**What this task involves**
From the listing below, copy out every line where the word "ranking" appears.

-------- Source data

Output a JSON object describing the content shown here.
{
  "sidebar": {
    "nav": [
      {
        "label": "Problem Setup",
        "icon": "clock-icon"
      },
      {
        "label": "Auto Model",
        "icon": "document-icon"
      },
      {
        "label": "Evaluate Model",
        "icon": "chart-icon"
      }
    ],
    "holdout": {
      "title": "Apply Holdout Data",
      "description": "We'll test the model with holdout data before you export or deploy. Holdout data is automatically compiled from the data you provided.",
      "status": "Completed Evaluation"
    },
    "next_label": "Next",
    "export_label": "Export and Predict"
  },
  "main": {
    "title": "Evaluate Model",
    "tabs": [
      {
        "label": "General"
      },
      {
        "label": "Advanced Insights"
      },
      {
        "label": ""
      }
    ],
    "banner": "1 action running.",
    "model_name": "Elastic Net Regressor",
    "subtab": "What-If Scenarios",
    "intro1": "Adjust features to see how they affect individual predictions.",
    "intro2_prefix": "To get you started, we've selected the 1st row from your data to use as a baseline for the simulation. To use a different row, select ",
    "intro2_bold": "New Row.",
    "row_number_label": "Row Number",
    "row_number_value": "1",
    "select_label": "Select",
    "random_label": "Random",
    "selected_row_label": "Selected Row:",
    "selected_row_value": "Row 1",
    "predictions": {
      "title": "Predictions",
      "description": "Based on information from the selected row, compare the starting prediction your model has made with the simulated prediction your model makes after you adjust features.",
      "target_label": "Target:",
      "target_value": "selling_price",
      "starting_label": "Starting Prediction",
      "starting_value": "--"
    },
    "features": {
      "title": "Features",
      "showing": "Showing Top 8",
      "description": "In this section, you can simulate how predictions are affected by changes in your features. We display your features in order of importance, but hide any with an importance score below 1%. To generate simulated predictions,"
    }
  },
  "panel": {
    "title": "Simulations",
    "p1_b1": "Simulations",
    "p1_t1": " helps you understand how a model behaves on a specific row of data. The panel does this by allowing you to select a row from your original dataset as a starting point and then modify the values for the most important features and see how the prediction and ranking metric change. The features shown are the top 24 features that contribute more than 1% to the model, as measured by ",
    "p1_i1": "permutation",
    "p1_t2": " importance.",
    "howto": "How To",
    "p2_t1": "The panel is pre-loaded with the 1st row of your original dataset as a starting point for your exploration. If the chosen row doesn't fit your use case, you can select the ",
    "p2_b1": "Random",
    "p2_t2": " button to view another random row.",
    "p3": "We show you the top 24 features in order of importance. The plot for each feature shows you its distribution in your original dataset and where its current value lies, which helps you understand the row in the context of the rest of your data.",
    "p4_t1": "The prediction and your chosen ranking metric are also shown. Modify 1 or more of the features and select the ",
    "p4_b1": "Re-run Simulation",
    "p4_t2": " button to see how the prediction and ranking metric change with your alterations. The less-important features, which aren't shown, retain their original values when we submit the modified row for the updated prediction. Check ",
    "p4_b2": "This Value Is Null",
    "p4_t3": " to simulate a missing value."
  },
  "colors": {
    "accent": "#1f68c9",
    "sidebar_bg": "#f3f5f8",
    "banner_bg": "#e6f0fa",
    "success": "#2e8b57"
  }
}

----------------
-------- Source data

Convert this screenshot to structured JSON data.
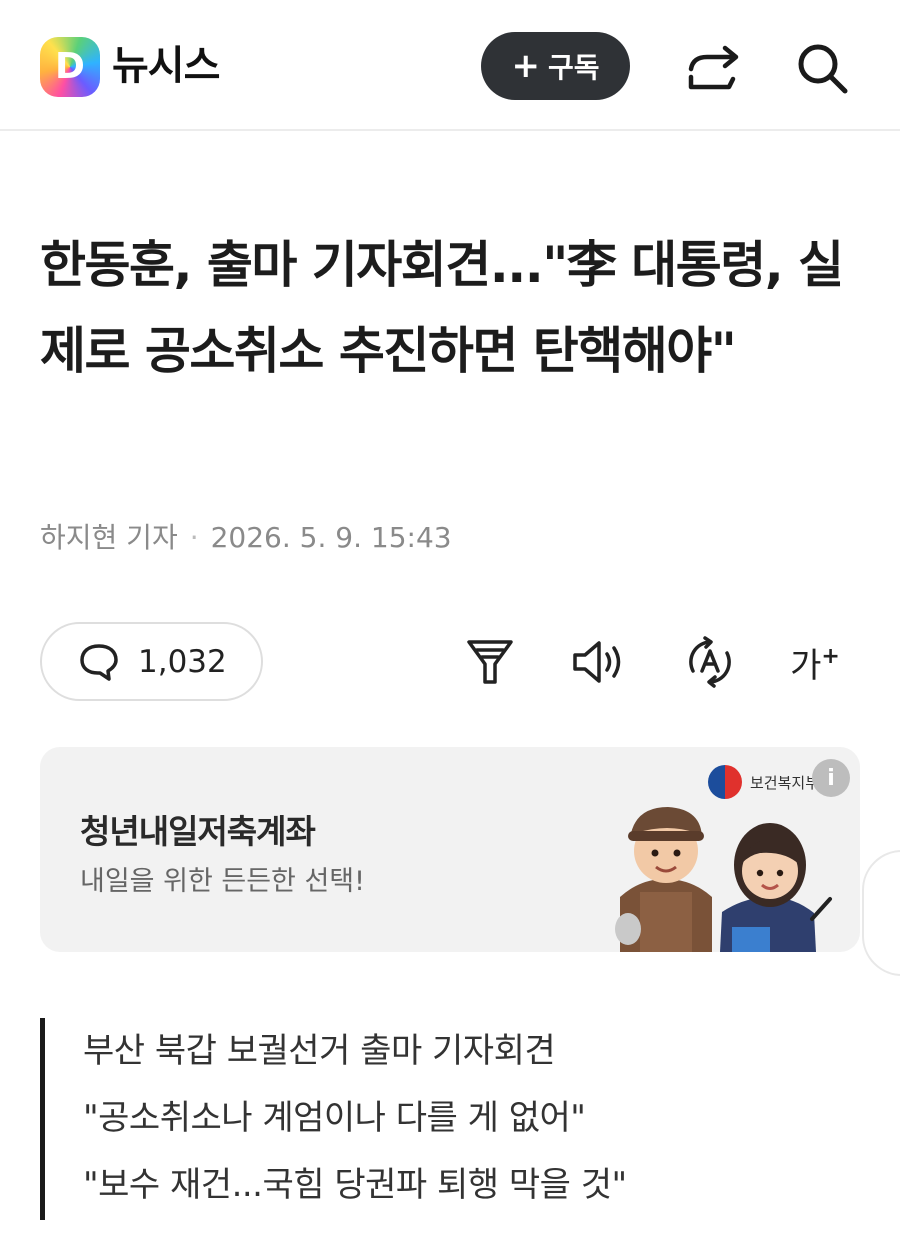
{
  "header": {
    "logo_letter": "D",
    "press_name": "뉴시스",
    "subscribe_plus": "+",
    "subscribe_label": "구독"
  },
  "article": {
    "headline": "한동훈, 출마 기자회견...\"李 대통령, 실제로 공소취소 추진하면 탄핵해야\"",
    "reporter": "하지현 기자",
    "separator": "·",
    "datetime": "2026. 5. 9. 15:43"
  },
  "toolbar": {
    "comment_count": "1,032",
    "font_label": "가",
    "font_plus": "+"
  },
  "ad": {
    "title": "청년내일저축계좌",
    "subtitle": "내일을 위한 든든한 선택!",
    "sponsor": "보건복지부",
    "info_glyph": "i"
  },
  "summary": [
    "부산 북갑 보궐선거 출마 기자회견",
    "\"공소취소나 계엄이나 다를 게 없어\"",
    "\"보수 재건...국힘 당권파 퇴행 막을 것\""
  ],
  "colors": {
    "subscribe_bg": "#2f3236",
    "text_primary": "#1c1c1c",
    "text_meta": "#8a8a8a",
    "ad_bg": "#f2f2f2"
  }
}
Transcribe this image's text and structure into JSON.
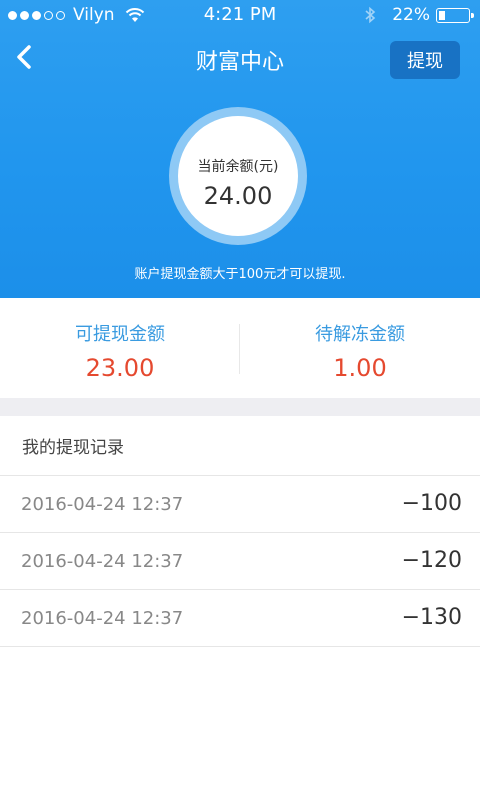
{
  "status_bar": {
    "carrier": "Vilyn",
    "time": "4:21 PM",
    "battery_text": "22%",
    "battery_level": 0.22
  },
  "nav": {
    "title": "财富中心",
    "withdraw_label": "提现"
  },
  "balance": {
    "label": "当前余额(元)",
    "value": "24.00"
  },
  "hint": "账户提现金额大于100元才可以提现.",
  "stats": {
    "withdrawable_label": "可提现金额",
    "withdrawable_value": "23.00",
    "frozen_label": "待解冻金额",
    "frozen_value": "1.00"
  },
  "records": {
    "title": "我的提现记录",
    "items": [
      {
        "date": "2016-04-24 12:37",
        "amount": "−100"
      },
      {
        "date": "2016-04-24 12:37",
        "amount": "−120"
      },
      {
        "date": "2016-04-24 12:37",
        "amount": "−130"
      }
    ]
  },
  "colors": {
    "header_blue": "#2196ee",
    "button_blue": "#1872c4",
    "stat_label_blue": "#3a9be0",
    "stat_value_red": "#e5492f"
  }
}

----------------
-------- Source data

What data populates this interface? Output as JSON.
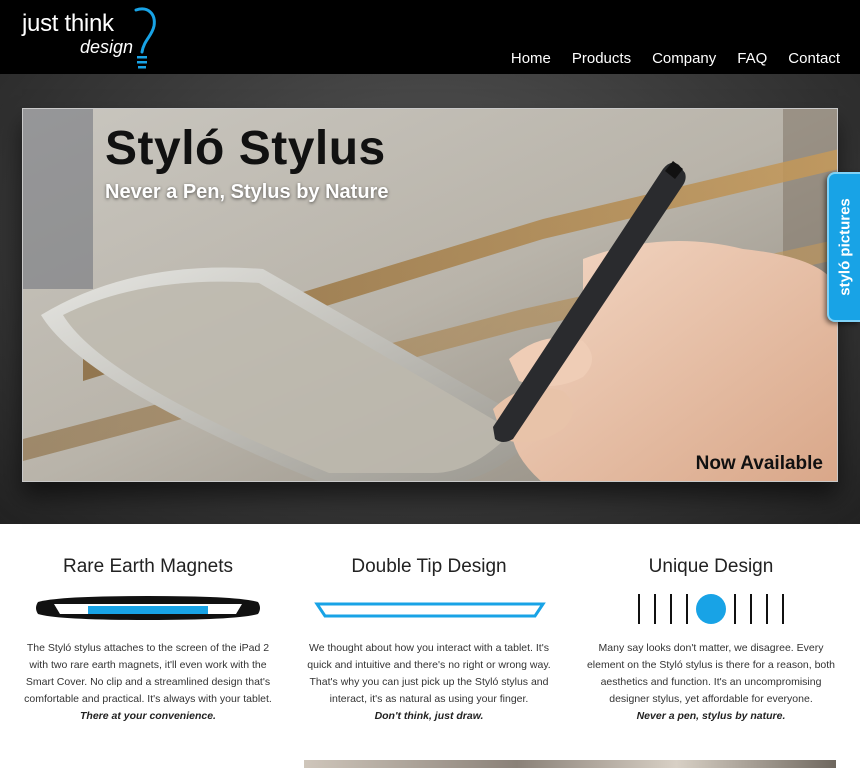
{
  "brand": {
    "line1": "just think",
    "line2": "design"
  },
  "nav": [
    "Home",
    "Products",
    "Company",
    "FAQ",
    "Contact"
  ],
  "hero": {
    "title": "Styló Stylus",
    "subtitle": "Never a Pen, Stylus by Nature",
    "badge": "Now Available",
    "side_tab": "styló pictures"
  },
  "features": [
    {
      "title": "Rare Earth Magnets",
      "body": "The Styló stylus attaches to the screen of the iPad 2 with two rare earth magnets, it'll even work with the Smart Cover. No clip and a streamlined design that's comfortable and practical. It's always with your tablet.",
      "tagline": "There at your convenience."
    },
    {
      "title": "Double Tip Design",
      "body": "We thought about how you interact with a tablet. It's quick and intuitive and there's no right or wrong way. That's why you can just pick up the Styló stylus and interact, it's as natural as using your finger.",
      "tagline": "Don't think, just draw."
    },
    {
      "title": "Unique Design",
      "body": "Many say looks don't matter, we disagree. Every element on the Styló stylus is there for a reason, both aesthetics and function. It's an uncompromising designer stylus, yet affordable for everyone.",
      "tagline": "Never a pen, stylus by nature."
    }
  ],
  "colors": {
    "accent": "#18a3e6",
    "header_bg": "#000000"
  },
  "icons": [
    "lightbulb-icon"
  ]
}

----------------

**Exercise result**
    "p1_t1": " helps you understand how a model behaves on a specific row of data. The panel does this by allowing you to select a row from your original dataset as a starting point and then modify the values for the most important features and see how the prediction and ranking metric change. The features shown are the top 24 features that contribute more than 1% to the model, as measured by ",
    "p4_t1": "The prediction and your chosen ranking metric are also shown. Modify 1 or more of the features and select the ",
    "p4_t2": " button to see how the prediction and ranking metric change with your alterations. The less-important features, which aren't shown, retain their original values when we submit the modified row for the updated prediction. Check ",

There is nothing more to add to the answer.